United States District Court, D. Massachusetts
MEMORANDUM AND ORDER REGARDING DEFENDANT'S MOTION
TO COMPEL FORENSIC IMAGING OF PLAINTIFF'S CELL PHONE
(DKT. NO. 65)
KATHERINE A. ROBERTSON, UNITED STATES MAGISTRATE JUDGE
Arthur Hardy (“Plaintiff”) alleges that his
former employer, Defendant UPS Ground Freight, Inc.
(“Defendant”), violated Mass. Gen. Laws ch. 151B,
§ 4(4) and (4A) by retaliating against him for
complaining about racial discrimination in the workplace.
After Plaintiff responded to Defendant's discovery
requests and testified during a deposition on September 11,
2018, Defendant alleged that Plaintiff deleted or failed to
produce certain text message exchanges with Defendant's
current or former employees and moved to compel forensic
imaging of Plaintiff's cell phone in order to recover the
communications (Dkt. No. 65). Plaintiff opposes
Defendant's motion to compel production of a complete
forensic image of his cell phone (Dkt. No. 73). After hearing
and consideration of the parties' submissions,
Defendant's motion for forensic imaging of
Plaintiff's cell phone is DENIED for the reasons stated
in court and for those set forth herein.
Background and Procedural History
began working for Defendant as a mechanic in December 2010
(Am. Compl. ¶ 5 at 2). Plaintiff alleges that he first
complained to his supervisors about racial harassment in
September 2013. Thereafter, he complained to Defendant's
Human Resources Department, and, dissatisfied with
Defendant's response, filed a charge of discrimination
with the Massachusetts Commission Against Discrimination
(“MCAD”) in July 2014. He withdrew his MCAD
charge in October 2015 and filed a state court complaint (Am.
Compl. ¶¶ 8-12 at 2). He alleges retaliation for
protected activity in the form of unwarranted disciplinary
notices beginning in or around November of 2015 and
culminating in the termination of his employment on or around
February 19, 2019 (Am. Compl. ¶¶ 14-28). After
starting the process at the MCAD, he initiated the instant
action in state court on October 19, 2017 (Dkt. No. 1 at 2).
Defendant removed the case (Dkt. No. 1).

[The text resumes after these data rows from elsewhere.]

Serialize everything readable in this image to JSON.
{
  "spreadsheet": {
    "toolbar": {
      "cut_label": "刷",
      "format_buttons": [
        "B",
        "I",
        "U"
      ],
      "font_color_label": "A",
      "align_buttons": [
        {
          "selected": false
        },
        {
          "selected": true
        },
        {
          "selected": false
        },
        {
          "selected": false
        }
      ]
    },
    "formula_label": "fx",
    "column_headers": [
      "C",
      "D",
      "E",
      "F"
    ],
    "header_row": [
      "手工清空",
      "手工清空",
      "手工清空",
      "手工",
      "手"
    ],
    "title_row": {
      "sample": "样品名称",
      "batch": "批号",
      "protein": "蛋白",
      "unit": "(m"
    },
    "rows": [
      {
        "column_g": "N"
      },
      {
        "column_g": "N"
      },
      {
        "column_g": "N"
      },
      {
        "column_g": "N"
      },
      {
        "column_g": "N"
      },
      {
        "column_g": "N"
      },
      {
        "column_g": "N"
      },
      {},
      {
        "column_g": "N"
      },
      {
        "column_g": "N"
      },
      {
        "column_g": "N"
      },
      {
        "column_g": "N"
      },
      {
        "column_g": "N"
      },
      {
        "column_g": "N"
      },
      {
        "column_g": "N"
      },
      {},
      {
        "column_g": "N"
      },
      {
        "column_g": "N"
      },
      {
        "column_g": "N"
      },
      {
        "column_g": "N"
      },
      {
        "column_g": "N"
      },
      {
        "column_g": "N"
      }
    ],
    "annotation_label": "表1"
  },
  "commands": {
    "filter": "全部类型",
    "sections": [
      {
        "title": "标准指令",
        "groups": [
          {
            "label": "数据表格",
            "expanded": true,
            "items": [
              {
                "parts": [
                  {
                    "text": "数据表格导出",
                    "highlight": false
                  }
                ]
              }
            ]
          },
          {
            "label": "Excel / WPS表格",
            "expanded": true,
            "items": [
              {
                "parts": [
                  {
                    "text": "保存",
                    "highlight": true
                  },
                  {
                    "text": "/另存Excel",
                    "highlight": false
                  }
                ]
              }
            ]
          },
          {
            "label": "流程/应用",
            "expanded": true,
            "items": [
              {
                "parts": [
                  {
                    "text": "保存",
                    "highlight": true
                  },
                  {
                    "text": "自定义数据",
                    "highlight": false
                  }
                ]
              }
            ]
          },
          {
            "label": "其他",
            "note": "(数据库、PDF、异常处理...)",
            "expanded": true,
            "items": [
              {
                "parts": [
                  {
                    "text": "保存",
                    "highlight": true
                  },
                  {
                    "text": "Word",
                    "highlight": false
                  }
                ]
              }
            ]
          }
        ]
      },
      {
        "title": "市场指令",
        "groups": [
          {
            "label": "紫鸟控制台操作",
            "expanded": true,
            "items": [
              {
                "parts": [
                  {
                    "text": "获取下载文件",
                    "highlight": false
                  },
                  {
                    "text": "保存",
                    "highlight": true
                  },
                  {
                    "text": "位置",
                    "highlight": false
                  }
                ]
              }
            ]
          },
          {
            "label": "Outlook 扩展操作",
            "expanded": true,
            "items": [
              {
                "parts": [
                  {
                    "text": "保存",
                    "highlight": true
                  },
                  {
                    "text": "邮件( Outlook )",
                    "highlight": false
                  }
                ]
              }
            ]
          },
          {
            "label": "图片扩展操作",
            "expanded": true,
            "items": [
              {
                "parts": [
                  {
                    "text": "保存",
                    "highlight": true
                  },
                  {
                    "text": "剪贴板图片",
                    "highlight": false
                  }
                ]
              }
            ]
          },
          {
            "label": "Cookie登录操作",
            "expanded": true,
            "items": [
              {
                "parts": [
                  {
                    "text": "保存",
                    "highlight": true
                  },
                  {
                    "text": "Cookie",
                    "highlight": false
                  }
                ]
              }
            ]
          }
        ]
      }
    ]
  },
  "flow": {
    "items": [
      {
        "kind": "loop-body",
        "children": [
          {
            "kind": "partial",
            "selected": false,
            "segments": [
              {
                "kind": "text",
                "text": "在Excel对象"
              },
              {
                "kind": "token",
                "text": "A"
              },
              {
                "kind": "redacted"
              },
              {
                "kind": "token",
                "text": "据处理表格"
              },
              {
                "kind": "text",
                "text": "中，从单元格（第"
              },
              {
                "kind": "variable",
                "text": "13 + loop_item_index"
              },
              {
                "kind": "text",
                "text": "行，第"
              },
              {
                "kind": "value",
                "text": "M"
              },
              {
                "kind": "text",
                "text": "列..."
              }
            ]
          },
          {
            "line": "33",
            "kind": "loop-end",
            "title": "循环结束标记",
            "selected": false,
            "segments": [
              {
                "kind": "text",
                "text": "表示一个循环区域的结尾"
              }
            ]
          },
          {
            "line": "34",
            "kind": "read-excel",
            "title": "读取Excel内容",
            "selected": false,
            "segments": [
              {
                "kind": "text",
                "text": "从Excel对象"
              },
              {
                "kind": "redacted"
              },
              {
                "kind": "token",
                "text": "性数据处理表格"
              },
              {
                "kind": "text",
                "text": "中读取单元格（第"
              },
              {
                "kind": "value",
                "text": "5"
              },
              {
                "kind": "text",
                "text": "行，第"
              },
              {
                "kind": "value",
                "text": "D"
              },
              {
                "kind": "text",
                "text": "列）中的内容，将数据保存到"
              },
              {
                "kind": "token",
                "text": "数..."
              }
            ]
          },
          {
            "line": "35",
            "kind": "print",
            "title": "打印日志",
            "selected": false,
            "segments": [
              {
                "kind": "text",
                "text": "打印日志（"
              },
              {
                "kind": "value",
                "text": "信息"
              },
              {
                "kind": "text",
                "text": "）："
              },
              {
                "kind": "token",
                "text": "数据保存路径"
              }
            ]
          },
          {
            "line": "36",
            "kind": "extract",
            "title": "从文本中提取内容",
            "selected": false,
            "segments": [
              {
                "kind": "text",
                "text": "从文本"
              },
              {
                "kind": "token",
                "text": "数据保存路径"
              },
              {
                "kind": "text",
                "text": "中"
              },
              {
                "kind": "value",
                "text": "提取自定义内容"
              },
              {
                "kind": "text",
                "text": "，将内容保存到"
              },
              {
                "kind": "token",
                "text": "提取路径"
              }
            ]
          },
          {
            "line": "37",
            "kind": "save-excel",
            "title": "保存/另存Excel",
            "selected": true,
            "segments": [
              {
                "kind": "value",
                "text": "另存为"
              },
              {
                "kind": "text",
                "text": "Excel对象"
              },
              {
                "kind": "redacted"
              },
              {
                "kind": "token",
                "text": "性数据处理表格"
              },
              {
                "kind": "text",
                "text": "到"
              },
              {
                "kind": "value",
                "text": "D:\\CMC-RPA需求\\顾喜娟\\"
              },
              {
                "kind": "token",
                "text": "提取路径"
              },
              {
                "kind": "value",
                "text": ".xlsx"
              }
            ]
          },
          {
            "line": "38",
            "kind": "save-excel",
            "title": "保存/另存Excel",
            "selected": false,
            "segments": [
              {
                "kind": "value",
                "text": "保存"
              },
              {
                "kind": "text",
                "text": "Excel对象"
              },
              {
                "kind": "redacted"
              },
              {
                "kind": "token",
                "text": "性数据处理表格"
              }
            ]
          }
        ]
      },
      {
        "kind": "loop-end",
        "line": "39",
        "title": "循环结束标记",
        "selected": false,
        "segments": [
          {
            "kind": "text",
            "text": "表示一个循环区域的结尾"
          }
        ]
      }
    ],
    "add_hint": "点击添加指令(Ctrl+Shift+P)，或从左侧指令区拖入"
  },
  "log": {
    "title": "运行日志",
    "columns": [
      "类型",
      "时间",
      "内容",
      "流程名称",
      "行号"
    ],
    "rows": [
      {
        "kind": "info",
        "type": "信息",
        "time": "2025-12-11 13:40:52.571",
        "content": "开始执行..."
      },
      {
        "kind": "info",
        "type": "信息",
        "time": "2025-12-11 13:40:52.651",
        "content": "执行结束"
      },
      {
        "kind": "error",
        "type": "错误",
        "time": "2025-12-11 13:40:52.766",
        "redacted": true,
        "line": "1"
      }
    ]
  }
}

April 9, 2018, Defendant asked Plaintiff to produce the
• Any and all documents, including, without limitation,
all notes, summaries, journals, minutes, e-mails, and/or
memoranda, concerning any communications, discussions,
conversations or meetings [he] had with anyone now or
formerly employed by UPS concerning any of the allegations in
No. 65-1 ¶ 8 at 6).
• Any and all documents or other records, including but
not limited to, recordings of any kind, emails and text
messages, or instant messaging, evidencing communications
between [him] and any other current or former employee,
supervisor, manager, or agent of Defendant related to your
Complaint or this Litigation.
No. 65-1 ¶ 20 at 8).
claims that Plaintiff failed to produce all the requested
materials and grounds its motion to compel a forensic image
of Plaintiff's cell phone in portions of Plaintiff's
deposition testimony (Dkt. No. 65 at 1). During
Plaintiff's deposition, he testified that he exchanged
text messages with several current or former employees of
Defendant about various topics (Dkt. No. 65-2 at 6).
According to Plaintiff, these text messages exchanges
included an exchange “a long time ago” with Scott
Moore (“Moore”), a current employee of Defendant,
about an inspection of tie-rods on a vehicle (Dkt. No. 65-2
at 13). Plaintiff indicated that he no longer had the text
messages he exchanged with Moore (Dkt. No. 65-2 at 13).
that Plaintiff might have exchanged other text messages with
other of Defendant's employees that have not been
disclosed or produced, Defendant seeks a forensic image of
Plaintiff's cell phone to: “(1) ascertain the scope
of discoverable but allegedly withheld information; (2)
obtain clear and reviewable copies of relevant text messages;
and (3) recover [allegedly spoliated] text messages”
(Dkt. No. 65 at 5). In response, Plaintiff represents that,
except for the messages he exchanged with Moore, he has
produced screenshots of all relevant, responsive text
messages without any redactions (Dkt. No. 73 at 2). Beyond
speculation and Plaintiff's loss of the Moore text
messages, Defendant has not articulated a basis for an
accusation that Plaintiff may have engaged in spoliation of
opposes Defendant's motion on the bases that Defendant
has not established the relevance of the entire contents of
his cell phone to any claim or defense in the case, that the
potential invasion of his privacy outweighs any benefit a
forensic examination of his cell phone might have, and that a
forensic image of the entire contents of ...